Coordinating conjunctions connect words or phrases that serve the same grammatical purpose in a sentence. There are seven main coordinating conjunctions in English, which form the acronym FANBOYS:
F: for: The teachers were frustrated, for the school had cut funding for all enrichment programs.*
A: and: In this course, I will write a literature review, a case study, and a final paper.**
N: nor: The students did not complete their homework, nor did they pass the test.
B: but: The study is several years old but still valuable to this study.
O: or: At the end of the class, the students can choose to write an essay or take a test.
Y: yet: The patient complained of chronic pain, yet she refused treatment.
S: so: I have only been a nurse for one year, so I have little experience with paper charting.
* "For" is rarely used as a conjunction in modern English.
** When the conjunctions "and" and "or" connect three or more words or phrases, use a serial comma to separate items in the series.
Transitional words such as "however" and "therefore" can also function as conjunctions:
Paired conjunctions consist of two words or phrases that help make a point or establish alternatives.
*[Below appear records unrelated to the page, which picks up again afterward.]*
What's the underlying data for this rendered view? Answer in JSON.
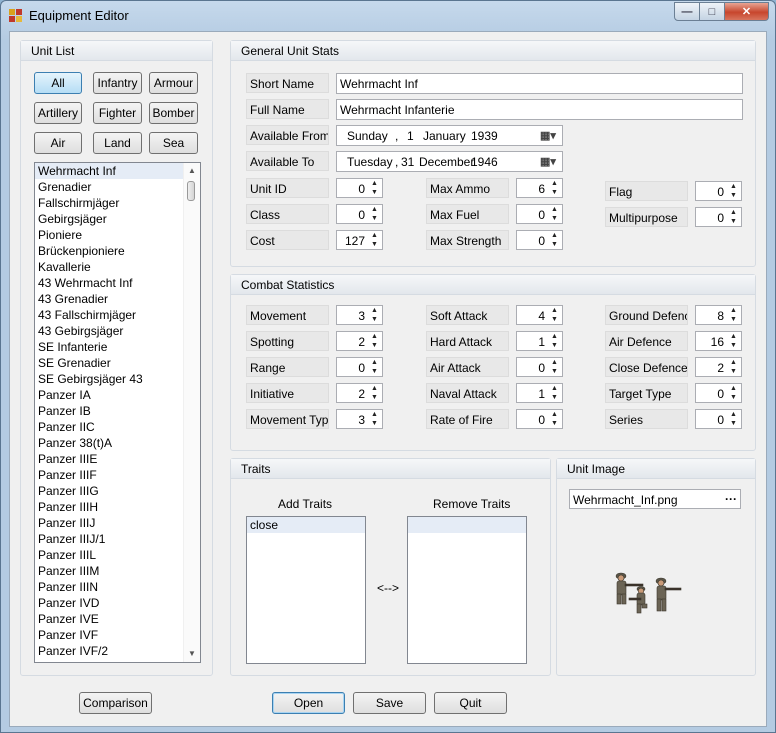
{
  "window": {
    "title": "Equipment Editor",
    "min": "—",
    "max": "□",
    "close": "✕"
  },
  "unit_list": {
    "header": "Unit List",
    "filters": [
      "All",
      "Infantry",
      "Armour",
      "Artillery",
      "Fighter",
      "Bomber",
      "Air",
      "Land",
      "Sea"
    ],
    "active_filter": "All",
    "items": [
      "Wehrmacht Inf",
      "Grenadier",
      "Fallschirmjäger",
      "Gebirgsjäger",
      "Pioniere",
      "Brückenpioniere",
      "Kavallerie",
      "43 Wehrmacht Inf",
      "43 Grenadier",
      "43 Fallschirmjäger",
      "43 Gebirgsjäger",
      "SE Infanterie",
      "SE Grenadier",
      "SE Gebirgsjäger 43",
      "Panzer IA",
      "Panzer IB",
      "Panzer IIC",
      "Panzer 38(t)A",
      "Panzer IIIE",
      "Panzer IIIF",
      "Panzer IIIG",
      "Panzer IIIH",
      "Panzer IIIJ",
      "Panzer IIIJ/1",
      "Panzer IIIL",
      "Panzer IIIM",
      "Panzer IIIN",
      "Panzer IVD",
      "Panzer IVE",
      "Panzer IVF",
      "Panzer IVF/2"
    ],
    "selected": "Wehrmacht Inf",
    "scroll_up": "▲",
    "scroll_down": "▼"
  },
  "general": {
    "header": "General Unit Stats",
    "short_name_label": "Short Name",
    "short_name": "Wehrmacht Inf",
    "full_name_label": "Full Name",
    "full_name": "Wehrmacht Infanterie",
    "available_from_label": "Available From",
    "available_from": {
      "weekday": "Sunday",
      "sep": ",",
      "day": "1",
      "month": "January",
      "year": "1939"
    },
    "available_to_label": "Available To",
    "available_to": {
      "weekday": "Tuesday",
      "sep": ",",
      "day": "31",
      "month": "December",
      "year": "1946"
    },
    "unit_id_label": "Unit ID",
    "unit_id": "0",
    "class_label": "Class",
    "class": "0",
    "cost_label": "Cost",
    "cost": "127",
    "max_ammo_label": "Max Ammo",
    "max_ammo": "6",
    "max_fuel_label": "Max Fuel",
    "max_fuel": "0",
    "max_strength_label": "Max Strength",
    "max_strength": "0",
    "flag_label": "Flag",
    "flag": "0",
    "multipurpose_label": "Multipurpose",
    "multipurpose": "0"
  },
  "combat": {
    "header": "Combat Statistics",
    "movement_label": "Movement",
    "movement": "3",
    "spotting_label": "Spotting",
    "spotting": "2",
    "range_label": "Range",
    "range": "0",
    "initiative_label": "Initiative",
    "initiative": "2",
    "movement_type_label": "Movement Type",
    "movement_type": "3",
    "soft_attack_label": "Soft Attack",
    "soft_attack": "4",
    "hard_attack_label": "Hard Attack",
    "hard_attack": "1",
    "air_attack_label": "Air Attack",
    "air_attack": "0",
    "naval_attack_label": "Naval Attack",
    "naval_attack": "1",
    "rate_of_fire_label": "Rate of Fire",
    "rate_of_fire": "0",
    "ground_defence_label": "Ground Defence",
    "ground_defence": "8",
    "air_defence_label": "Air Defence",
    "air_defence": "16",
    "close_defence_label": "Close Defence",
    "close_defence": "2",
    "target_type_label": "Target Type",
    "target_type": "0",
    "series_label": "Series",
    "series": "0"
  },
  "traits": {
    "header": "Traits",
    "add_label": "Add Traits",
    "remove_label": "Remove Traits",
    "add_items": [
      "close"
    ],
    "remove_items": [],
    "swap": "<-->"
  },
  "unit_image": {
    "header": "Unit Image",
    "filename": "Wehrmacht_Inf.png",
    "browse": "···"
  },
  "buttons": {
    "comparison": "Comparison",
    "open": "Open",
    "save": "Save",
    "quit": "Quit"
  },
  "icons": {
    "spin_up": "▲",
    "spin_down": "▼",
    "calendar": "▦",
    "dropdown": "▾"
  }
}
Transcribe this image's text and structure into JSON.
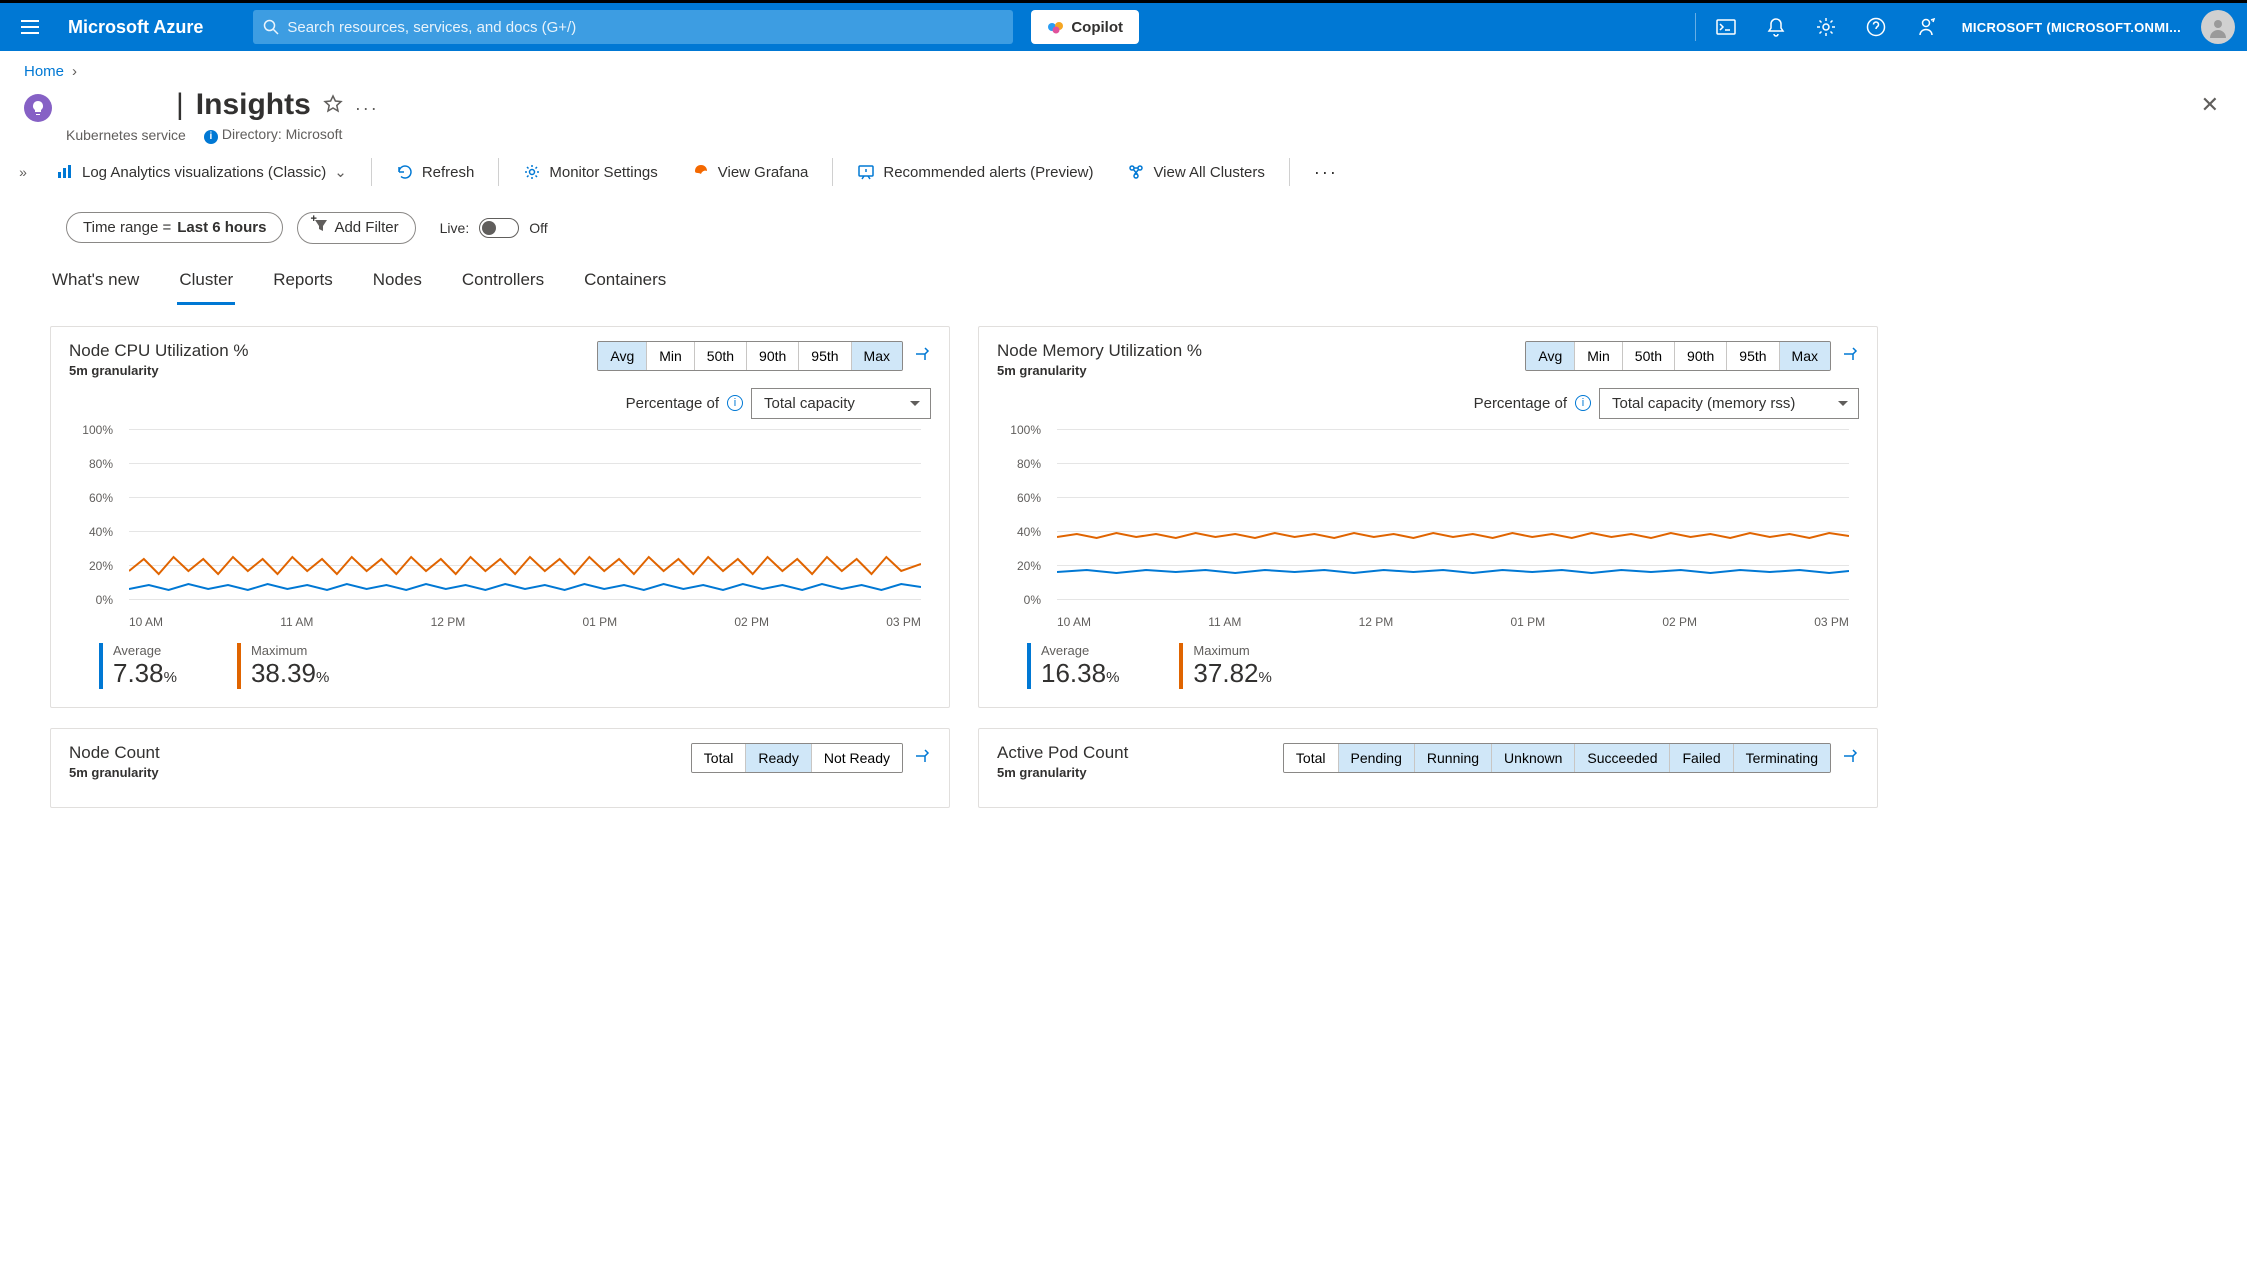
{
  "header": {
    "brand": "Microsoft Azure",
    "search_placeholder": "Search resources, services, and docs (G+/)",
    "copilot": "Copilot",
    "tenant": "MICROSOFT (MICROSOFT.ONMI..."
  },
  "breadcrumb": {
    "home": "Home"
  },
  "page": {
    "title": "Insights",
    "subtitle1": "Kubernetes service",
    "directory": "Directory: Microsoft"
  },
  "toolbar": {
    "log_analytics": "Log Analytics visualizations (Classic)",
    "refresh": "Refresh",
    "monitor_settings": "Monitor Settings",
    "view_grafana": "View Grafana",
    "rec_alerts": "Recommended alerts (Preview)",
    "view_all_clusters": "View All Clusters"
  },
  "filters": {
    "time_label": "Time range = ",
    "time_value": "Last 6 hours",
    "add_filter": "Add Filter",
    "live_label": "Live:",
    "live_state": "Off"
  },
  "tabs": [
    "What's new",
    "Cluster",
    "Reports",
    "Nodes",
    "Controllers",
    "Containers"
  ],
  "seg_options": [
    "Avg",
    "Min",
    "50th",
    "90th",
    "95th",
    "Max"
  ],
  "node_count_options": [
    "Total",
    "Ready",
    "Not Ready"
  ],
  "pod_count_options": [
    "Total",
    "Pending",
    "Running",
    "Unknown",
    "Succeeded",
    "Failed",
    "Terminating"
  ],
  "percentage_label": "Percentage of",
  "cpu": {
    "title": "Node CPU Utilization %",
    "granularity": "5m granularity",
    "dropdown": "Total capacity",
    "avg_label": "Average",
    "avg": "7.38",
    "avg_unit": "%",
    "max_label": "Maximum",
    "max": "38.39",
    "max_unit": "%"
  },
  "mem": {
    "title": "Node Memory Utilization %",
    "granularity": "5m granularity",
    "dropdown": "Total capacity (memory rss)",
    "avg_label": "Average",
    "avg": "16.38",
    "avg_unit": "%",
    "max_label": "Maximum",
    "max": "37.82",
    "max_unit": "%"
  },
  "node_count": {
    "title": "Node Count",
    "granularity": "5m granularity"
  },
  "pod_count": {
    "title": "Active Pod Count",
    "granularity": "5m granularity"
  },
  "ylabels": [
    "100%",
    "80%",
    "60%",
    "40%",
    "20%",
    "0%"
  ],
  "xlabels": [
    "10 AM",
    "11 AM",
    "12 PM",
    "01 PM",
    "02 PM",
    "03 PM"
  ],
  "chart_data": [
    {
      "type": "line",
      "title": "Node CPU Utilization %",
      "xlabel": "",
      "ylabel": "",
      "ylim": [
        0,
        100
      ],
      "x": [
        "10 AM",
        "11 AM",
        "12 PM",
        "01 PM",
        "02 PM",
        "03 PM"
      ],
      "series": [
        {
          "name": "Average",
          "color": "#0078d4",
          "approx_value": 7.38
        },
        {
          "name": "Maximum",
          "color": "#e06400",
          "approx_value": 38.39,
          "range": [
            15,
            25
          ]
        }
      ],
      "granularity": "5m"
    },
    {
      "type": "line",
      "title": "Node Memory Utilization %",
      "xlabel": "",
      "ylabel": "",
      "ylim": [
        0,
        100
      ],
      "x": [
        "10 AM",
        "11 AM",
        "12 PM",
        "01 PM",
        "02 PM",
        "03 PM"
      ],
      "series": [
        {
          "name": "Average",
          "color": "#0078d4",
          "approx_value": 16.38
        },
        {
          "name": "Maximum",
          "color": "#e06400",
          "approx_value": 37.82,
          "range": [
            35,
            38
          ]
        }
      ],
      "granularity": "5m"
    }
  ]
}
Although paired conjunctions can be helpful in structuring a sentence, they can also make sentences wordier than necessary, so use these conjunctions sparingly.
Subordinating conjunctions join a subordinate clause to a main clause and establishes a relationship between the two. There are many subordinating clauses, but here are some of the most common:
There are two ways to structure a sentence using a subordinating conjunction:
"That" has a few different functions in English. This can lead to confusion because some instances of "that" are more optional than others in academic writing.
One important use of "that" is for embedding (inserting) a certain type of dependent clause called a noun clause into an independent clause. Frequently, such "that" clauses serve as the direct object of a reporting verb (such as found, reported, posited, argued, claimed, maintained, and hypothesized) to introduce a paraphrase, summary, or quotation.
Key: Yellow, bold = subject; green, underline = verb; blue, italics = object
In formal written English, for clarity, most academic writers choose to keep "that" when it introduces a noun clause (Caplan, 2012). Leaving out "that" can cause the reader to misread (at first anyway) the subject of the dependent clause as being the object of the reporting verb (Jamieson, 2012).
Caplan, N. (2012). Grammar choices for graduate and professional writers. University of Michigan Press.